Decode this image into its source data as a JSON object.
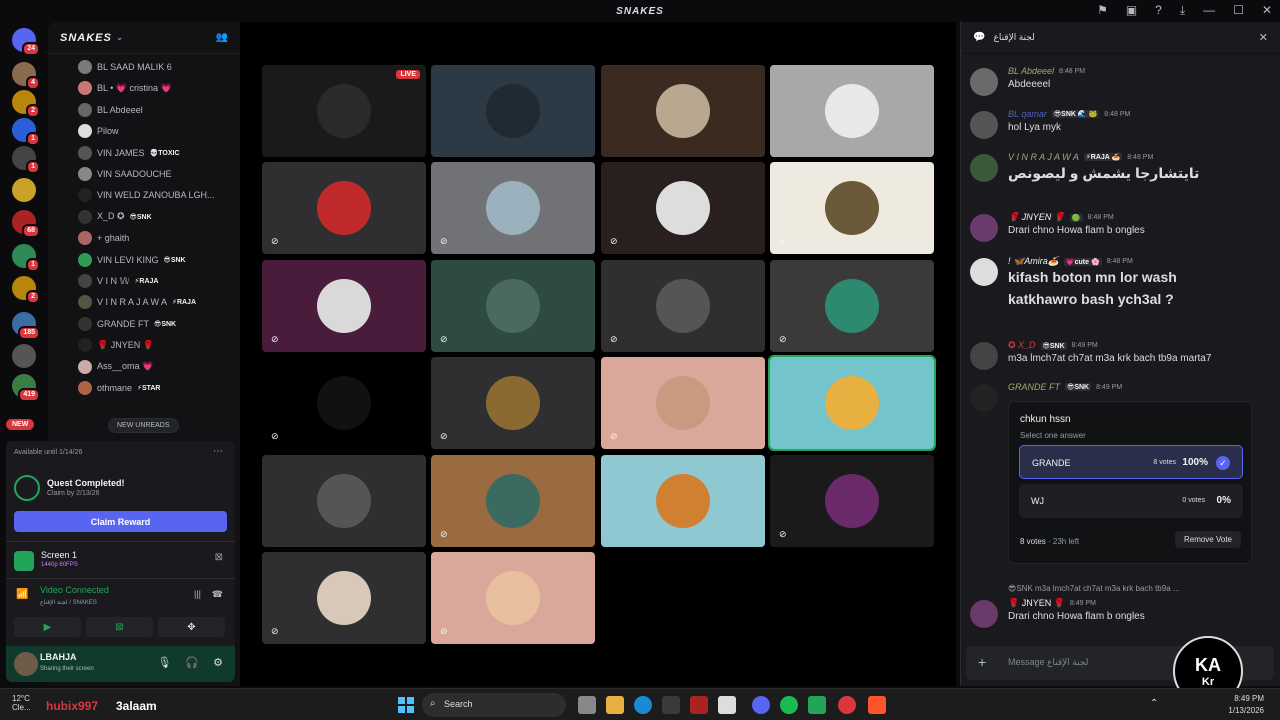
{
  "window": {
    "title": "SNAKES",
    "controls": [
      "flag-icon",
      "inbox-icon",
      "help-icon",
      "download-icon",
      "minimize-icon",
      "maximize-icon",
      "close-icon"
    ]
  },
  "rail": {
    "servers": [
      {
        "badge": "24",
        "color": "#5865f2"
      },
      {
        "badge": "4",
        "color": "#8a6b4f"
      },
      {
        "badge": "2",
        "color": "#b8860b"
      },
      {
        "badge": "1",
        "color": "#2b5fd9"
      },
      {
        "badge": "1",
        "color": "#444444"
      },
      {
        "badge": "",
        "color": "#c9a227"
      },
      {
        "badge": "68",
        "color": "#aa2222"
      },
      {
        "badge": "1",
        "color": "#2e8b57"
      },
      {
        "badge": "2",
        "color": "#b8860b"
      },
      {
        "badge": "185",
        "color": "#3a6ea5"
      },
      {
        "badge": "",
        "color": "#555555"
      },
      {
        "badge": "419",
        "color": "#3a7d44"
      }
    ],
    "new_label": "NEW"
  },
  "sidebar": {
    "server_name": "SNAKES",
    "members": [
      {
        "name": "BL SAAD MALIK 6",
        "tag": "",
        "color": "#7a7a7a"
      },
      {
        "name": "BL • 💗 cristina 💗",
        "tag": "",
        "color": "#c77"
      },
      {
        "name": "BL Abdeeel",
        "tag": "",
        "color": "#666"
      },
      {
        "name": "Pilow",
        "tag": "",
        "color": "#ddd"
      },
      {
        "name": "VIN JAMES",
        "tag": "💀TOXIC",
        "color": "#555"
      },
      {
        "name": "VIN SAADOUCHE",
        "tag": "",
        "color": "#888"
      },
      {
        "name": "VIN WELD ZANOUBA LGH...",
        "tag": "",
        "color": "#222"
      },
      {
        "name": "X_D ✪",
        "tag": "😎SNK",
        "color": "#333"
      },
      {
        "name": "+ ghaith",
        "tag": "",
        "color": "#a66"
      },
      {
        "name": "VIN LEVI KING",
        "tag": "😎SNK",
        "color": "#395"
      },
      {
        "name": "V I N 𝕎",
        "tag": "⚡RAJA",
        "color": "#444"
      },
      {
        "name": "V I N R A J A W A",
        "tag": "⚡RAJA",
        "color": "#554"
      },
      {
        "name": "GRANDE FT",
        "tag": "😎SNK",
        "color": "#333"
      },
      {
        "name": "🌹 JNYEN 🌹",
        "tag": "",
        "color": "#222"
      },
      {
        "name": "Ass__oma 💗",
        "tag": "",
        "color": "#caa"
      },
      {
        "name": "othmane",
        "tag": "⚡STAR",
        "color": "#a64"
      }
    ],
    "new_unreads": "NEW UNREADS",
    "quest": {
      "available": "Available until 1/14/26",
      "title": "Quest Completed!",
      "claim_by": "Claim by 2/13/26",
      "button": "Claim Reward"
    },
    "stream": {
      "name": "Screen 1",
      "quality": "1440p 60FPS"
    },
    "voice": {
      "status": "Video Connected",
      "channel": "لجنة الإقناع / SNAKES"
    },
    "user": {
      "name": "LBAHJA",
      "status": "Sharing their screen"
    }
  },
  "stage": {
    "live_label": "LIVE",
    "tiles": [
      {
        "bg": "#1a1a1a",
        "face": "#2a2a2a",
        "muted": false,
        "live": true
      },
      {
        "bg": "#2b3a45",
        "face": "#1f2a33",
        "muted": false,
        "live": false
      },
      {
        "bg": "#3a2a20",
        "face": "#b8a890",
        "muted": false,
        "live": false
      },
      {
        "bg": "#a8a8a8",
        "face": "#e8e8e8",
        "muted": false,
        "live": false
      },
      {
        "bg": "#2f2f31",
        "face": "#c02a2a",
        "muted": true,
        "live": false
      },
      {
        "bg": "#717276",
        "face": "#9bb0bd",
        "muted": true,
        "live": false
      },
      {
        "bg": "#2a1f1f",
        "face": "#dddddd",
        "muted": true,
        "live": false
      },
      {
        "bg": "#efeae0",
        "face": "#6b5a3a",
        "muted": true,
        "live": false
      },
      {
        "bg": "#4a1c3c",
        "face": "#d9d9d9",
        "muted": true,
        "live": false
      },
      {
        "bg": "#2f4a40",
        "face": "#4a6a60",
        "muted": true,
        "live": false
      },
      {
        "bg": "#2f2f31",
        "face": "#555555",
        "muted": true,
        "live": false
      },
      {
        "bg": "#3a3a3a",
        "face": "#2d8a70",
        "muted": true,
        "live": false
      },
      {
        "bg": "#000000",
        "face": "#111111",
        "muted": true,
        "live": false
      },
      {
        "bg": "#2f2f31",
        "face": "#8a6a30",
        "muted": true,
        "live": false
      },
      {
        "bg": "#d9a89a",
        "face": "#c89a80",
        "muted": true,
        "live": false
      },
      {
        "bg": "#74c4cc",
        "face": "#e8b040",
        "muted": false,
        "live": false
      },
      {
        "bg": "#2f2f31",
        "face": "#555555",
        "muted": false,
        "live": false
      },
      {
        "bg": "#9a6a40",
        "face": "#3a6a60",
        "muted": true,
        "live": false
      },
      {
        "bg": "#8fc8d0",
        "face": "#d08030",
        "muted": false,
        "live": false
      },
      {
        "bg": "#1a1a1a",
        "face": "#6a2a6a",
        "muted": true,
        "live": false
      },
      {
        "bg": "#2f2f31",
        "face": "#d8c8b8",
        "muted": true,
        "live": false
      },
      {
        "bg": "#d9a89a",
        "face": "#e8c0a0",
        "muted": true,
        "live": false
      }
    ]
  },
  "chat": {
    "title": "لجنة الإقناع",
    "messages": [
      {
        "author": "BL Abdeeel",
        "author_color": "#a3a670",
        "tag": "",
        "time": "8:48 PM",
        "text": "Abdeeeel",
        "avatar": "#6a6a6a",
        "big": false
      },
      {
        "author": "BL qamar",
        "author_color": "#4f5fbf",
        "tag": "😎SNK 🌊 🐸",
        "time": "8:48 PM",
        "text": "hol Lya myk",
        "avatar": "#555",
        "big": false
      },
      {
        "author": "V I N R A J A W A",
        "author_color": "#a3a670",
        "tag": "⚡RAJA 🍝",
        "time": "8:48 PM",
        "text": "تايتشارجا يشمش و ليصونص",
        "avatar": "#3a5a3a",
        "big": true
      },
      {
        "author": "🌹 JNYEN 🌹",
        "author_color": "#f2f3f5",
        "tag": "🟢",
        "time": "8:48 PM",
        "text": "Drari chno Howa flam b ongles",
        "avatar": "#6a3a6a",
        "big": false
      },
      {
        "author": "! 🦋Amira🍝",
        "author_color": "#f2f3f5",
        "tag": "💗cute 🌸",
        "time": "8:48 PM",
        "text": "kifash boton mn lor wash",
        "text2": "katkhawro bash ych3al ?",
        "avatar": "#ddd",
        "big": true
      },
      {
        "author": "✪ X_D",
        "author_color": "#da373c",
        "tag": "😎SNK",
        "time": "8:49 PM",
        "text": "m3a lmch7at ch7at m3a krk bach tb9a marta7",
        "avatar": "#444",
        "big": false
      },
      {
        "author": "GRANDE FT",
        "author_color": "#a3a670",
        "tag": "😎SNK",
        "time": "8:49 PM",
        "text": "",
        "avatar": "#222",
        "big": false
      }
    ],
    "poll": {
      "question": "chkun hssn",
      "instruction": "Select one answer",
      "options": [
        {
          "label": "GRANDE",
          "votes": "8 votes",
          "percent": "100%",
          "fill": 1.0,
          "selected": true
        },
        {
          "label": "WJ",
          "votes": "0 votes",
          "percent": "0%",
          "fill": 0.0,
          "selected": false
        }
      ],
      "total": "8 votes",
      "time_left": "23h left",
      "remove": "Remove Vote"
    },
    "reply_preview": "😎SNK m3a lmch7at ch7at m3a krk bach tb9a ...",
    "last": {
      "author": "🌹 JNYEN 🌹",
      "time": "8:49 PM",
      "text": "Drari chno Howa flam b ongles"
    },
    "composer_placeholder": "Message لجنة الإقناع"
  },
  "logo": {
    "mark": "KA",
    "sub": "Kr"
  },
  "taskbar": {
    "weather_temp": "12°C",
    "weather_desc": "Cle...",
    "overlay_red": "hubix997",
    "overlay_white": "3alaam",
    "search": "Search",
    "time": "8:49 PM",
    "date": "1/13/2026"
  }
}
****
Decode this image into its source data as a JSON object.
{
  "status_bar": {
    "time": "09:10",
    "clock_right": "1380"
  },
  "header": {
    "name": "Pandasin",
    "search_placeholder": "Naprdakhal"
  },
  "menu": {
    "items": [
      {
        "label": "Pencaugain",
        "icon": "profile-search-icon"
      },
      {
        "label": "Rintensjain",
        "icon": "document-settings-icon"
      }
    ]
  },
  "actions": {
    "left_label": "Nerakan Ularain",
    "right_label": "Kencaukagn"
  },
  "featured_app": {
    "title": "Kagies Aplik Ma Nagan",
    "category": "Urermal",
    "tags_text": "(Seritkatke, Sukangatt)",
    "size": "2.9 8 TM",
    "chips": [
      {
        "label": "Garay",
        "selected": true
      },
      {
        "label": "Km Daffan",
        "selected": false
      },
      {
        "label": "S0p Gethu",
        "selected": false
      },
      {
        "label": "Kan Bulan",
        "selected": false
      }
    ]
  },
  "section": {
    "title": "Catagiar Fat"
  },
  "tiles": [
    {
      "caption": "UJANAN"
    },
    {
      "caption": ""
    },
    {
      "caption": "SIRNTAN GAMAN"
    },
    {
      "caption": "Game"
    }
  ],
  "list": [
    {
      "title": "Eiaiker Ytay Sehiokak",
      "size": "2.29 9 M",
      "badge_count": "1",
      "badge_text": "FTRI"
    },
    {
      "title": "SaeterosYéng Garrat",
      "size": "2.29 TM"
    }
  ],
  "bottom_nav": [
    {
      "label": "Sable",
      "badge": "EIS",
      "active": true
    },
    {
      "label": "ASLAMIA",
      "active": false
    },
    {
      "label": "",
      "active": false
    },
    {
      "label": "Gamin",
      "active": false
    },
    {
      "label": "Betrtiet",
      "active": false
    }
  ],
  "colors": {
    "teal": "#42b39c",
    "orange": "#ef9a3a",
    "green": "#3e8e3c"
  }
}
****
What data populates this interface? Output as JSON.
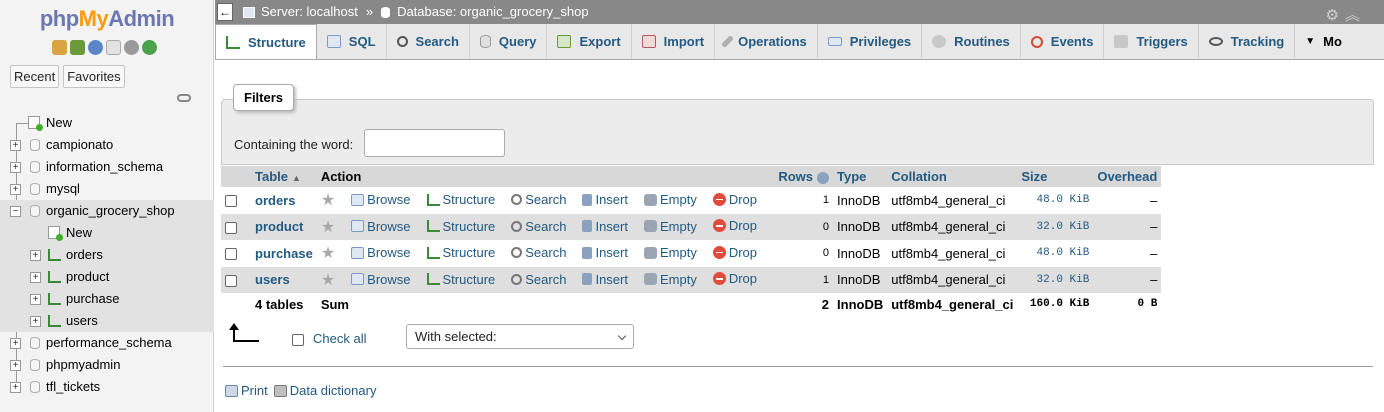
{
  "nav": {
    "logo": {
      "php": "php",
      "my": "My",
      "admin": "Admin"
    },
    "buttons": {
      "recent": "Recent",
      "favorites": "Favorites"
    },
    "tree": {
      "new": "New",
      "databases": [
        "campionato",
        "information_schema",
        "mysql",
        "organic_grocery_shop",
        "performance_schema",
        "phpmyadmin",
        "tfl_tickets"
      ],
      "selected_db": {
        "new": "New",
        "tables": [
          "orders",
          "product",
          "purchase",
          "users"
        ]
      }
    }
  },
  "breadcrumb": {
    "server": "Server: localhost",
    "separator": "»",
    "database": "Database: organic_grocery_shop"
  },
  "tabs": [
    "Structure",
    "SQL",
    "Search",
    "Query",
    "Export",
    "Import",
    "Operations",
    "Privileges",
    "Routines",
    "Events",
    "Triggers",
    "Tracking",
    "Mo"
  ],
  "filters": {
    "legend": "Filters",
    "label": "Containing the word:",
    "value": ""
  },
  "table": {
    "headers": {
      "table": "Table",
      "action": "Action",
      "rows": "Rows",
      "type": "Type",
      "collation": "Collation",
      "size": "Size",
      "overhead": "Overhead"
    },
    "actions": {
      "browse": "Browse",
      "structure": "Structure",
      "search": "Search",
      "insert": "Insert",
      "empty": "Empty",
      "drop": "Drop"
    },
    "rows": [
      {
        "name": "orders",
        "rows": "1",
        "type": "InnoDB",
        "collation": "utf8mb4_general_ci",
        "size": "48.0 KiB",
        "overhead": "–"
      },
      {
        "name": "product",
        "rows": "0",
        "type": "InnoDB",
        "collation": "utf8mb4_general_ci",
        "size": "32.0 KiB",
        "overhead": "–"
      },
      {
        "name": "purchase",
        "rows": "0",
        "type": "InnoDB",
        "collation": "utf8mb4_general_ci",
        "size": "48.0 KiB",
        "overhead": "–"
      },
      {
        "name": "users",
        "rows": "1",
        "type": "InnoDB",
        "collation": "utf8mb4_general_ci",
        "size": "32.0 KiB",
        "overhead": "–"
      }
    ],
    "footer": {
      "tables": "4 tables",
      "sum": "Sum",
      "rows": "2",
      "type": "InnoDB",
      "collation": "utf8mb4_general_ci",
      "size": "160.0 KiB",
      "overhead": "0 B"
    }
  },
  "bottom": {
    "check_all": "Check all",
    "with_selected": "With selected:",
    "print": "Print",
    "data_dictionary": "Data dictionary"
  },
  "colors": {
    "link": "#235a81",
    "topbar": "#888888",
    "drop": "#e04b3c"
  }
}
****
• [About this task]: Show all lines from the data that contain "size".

• [Result of the task]:
    "size": "2.9 8 TM",
      "size": "2.29 9 M",
      "size": "2.29 TM"
      "size": "Size",
        "size": "48.0 KiB",
        "size": "32.0 KiB",
        "size": "48.0 KiB",
        "size": "32.0 KiB",
      "size": "160.0 KiB",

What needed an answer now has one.